┌──
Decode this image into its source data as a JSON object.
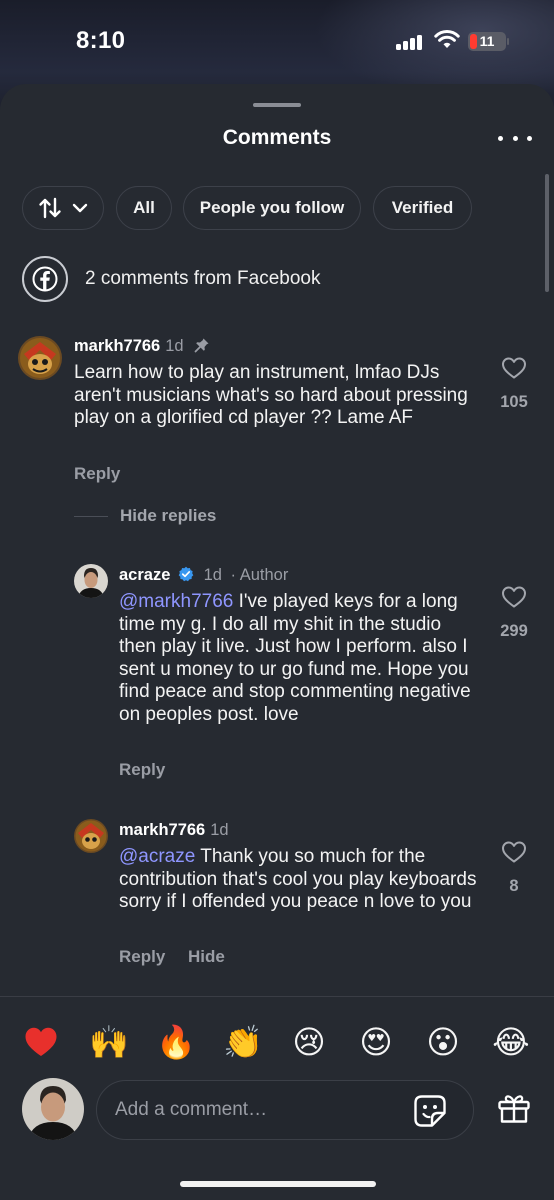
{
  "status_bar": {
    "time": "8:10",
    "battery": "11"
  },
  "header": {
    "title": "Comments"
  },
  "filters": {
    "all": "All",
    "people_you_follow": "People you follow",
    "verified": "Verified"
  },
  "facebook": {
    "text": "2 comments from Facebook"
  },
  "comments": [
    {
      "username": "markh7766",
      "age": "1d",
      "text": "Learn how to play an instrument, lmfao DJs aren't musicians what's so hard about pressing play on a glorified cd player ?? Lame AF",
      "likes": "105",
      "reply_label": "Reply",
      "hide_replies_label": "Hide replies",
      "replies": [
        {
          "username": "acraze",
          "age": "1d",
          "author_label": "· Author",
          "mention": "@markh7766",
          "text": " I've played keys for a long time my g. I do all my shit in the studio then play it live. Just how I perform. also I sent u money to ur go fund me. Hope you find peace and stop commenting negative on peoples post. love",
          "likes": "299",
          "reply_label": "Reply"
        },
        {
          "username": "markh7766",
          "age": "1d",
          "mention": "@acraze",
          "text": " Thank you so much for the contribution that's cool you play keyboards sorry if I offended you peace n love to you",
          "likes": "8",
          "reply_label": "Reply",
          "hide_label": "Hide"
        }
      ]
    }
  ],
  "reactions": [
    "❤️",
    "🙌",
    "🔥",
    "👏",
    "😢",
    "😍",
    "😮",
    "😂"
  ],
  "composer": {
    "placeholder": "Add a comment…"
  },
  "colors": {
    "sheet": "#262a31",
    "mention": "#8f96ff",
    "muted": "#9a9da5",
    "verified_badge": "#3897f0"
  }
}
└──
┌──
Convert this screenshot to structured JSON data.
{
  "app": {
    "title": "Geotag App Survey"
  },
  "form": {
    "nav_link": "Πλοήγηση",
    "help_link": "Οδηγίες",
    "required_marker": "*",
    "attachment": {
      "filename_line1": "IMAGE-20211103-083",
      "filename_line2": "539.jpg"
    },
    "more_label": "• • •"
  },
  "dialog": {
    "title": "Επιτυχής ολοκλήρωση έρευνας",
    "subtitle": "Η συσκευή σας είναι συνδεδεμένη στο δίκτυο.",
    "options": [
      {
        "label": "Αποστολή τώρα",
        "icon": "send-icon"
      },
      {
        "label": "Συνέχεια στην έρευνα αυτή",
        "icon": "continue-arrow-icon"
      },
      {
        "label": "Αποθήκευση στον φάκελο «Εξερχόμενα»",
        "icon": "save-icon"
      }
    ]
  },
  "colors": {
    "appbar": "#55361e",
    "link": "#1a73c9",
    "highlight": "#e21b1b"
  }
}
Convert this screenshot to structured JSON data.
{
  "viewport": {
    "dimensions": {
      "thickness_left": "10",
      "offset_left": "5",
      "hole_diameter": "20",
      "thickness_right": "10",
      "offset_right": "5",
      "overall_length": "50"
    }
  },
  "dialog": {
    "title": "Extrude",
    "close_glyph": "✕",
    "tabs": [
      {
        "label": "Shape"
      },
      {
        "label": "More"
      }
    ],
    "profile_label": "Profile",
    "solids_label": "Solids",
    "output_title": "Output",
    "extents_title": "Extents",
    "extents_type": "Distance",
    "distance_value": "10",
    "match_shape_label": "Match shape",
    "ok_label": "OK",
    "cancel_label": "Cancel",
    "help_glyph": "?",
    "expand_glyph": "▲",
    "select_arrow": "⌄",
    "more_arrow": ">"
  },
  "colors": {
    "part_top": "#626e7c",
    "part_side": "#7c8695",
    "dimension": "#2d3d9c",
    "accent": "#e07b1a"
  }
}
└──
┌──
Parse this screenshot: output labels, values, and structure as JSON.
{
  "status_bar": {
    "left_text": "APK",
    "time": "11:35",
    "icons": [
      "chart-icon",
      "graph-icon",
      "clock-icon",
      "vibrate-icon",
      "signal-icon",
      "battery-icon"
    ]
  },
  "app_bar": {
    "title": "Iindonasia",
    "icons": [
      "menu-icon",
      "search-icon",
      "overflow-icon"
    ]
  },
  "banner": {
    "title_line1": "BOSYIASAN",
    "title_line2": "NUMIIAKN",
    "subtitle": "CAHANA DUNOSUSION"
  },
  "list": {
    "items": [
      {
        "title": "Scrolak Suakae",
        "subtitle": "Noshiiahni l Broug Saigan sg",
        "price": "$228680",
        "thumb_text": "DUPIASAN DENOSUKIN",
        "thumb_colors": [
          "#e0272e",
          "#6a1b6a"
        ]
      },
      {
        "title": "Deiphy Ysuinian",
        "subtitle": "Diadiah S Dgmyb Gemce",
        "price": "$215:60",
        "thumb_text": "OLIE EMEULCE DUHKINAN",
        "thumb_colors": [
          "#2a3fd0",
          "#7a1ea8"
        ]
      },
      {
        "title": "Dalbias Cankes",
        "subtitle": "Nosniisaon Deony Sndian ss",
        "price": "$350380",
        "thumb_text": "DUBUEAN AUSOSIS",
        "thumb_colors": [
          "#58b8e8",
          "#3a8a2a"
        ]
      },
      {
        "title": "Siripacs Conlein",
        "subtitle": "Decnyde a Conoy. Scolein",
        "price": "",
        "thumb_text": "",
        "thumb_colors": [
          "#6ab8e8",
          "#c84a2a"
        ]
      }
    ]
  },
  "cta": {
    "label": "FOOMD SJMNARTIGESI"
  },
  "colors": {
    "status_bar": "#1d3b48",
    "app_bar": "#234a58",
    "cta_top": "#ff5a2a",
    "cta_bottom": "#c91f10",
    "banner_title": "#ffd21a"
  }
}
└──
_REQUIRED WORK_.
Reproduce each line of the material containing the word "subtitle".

_THE ANSWER_.
    "subtitle": "Η συσκευή σας είναι συνδεδεμένη στο δίκτυο.",
    "subtitle": "CAHANA DUNOSUSION"
        "subtitle": "Noshiiahni l Broug Saigan sg",
        "subtitle": "Diadiah S Dgmyb Gemce",
        "subtitle": "Nosniisaon Deony Sndian ss",
        "subtitle": "Decnyde a Conoy. Scolein",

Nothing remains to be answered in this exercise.